Reducing exposure to the various potential triggers is a vital part of managing migraine symptoms. For instance, the atmospheric and environmental differences that come with the changing seasons can be a significant trigger for migraine sufferers. Seasonal migraines can take the merriness out of the holiday season. While you can’t change the weather, we have some tips to help you sleigh winter migraine symptoms.

Dashing Through the Triggers

Though each person’s migraine experiences vary from the next, some common symptoms that can cause an uptick in winter include:

  • Weather-Related Triggers: The winter is usually marked by cold temperatures, dry air, and snowstorms. Below are some examples of why these can trigger a migraine.
    • Barometric pressure- The snowstorms that hit during the winter are also connected to changes in the barometric pressure.
    • Dry air- we spend more time indoors with increased heating
    • Dehydration- we often drink less in the winter
    • Winter is often a time when we become more sedentary
  • Imbalance in Brain Chemicals: Weather changes may also cause imbalances in brain chemicals like serotonin, which can prompt an attack.

Make a List, Check it Twice.

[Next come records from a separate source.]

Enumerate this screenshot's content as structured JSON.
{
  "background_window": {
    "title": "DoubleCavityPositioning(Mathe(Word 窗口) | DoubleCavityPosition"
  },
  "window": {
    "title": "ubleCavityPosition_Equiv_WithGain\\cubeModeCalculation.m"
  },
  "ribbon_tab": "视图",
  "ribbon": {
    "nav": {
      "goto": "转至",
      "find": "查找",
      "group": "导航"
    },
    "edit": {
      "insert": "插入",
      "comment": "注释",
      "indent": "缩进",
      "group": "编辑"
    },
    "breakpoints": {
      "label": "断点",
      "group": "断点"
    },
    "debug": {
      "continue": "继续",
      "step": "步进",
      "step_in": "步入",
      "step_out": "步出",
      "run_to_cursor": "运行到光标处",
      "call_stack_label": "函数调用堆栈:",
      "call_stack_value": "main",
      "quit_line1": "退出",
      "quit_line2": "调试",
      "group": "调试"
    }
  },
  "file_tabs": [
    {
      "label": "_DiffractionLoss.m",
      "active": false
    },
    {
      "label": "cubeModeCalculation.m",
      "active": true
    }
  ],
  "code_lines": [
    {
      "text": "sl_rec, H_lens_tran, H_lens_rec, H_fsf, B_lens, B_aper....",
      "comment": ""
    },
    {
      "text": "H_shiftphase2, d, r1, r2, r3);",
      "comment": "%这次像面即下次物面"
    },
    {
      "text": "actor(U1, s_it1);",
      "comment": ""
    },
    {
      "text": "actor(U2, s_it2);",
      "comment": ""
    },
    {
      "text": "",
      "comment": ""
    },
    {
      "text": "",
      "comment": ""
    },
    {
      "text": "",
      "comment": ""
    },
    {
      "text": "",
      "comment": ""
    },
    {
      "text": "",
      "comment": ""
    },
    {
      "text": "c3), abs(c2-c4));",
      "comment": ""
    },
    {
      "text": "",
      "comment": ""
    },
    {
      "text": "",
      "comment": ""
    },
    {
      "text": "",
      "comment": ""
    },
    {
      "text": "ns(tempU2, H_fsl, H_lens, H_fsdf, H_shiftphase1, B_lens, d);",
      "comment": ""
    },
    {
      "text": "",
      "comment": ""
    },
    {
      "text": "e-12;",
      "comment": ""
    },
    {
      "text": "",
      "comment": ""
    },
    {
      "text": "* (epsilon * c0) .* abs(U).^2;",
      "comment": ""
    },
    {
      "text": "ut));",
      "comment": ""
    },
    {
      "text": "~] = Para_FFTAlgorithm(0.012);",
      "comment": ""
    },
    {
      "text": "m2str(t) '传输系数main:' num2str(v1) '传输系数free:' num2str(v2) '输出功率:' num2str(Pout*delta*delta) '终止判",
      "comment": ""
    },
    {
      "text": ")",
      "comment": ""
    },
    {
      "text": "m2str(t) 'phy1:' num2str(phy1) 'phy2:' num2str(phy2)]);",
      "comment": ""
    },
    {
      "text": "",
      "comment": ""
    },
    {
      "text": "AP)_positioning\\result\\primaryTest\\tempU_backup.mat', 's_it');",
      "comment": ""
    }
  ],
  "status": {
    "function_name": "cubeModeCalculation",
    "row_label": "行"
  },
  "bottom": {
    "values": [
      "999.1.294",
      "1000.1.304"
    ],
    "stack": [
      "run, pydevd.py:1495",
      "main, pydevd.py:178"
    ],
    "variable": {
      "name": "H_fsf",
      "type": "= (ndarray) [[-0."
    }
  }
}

While many people find relief from available treatments during a migraine attack, preventing or reducing the frequency of attacks is the goal. The more you understand your individual symptoms and triggers, the better chance you have of avoiding them. Keeping a headache diary to track things like what you consume, sleep patterns, and medications can help you identify potential triggers. It can also help your doctor fine-tune your treatment plan.

Migraines mean managing the ups and downs

You can’t avoid some seasonal changes, but preparing for the ones you can will make a world of difference. On freezing, dry winter days, you can stay indoors. However, avoiding a storm that is moving through your area is not practical. These factors can help reduce the frequency and severity of migraines:

  • Continue taking your prescribed migraine preventative per your doctor’s instructions. At the start of an attack, you should take your acute migraine drug as soon as possible.
  • Monitor weather changes so you can take action to avoid potential triggers.
  • Make healthier lifestyle choices:
    • Eat healthy foods
    • Exercise regularly
    • Drink enough water
    • Get enough sleep
    • Keep your stress under control

Beat Winter Migraine Blues. Join a Study Today!

Knowledge is a powerful tool for migraine management. That’s why joining a study is a great option to consider. As a clinical research participant, you can learn more about your condition through study medical staff with advanced knowledge of managing and treating migraines. Ultimately, you can take better care of yourself when you have the information and tools.

Are migraines affecting your performance?

Seattle Clinical Research Center is currently enrolling individuals in migraine studies for adults and teens. Study participants are needed to help us advance care options. To learn more, call us at (206) 522-3330 or visit our website today!

Sources:

https://americanmigrainefoundation.org/resource-library/seasonal-migraine-triggers/

https://www.mayoclinic.org/diseases-conditions/migraine-headache/expert-answers/migraine-headache/faq-20058505

https://www.healthline.com/health/migraine/an-all-seasons-guide-to-managing-weather-related-migraine-triggers#Tracking-your-symptoms-can-help-you-avoid-weather-related-migraine-triggers

 

WE'RE MOVING APRIL 2024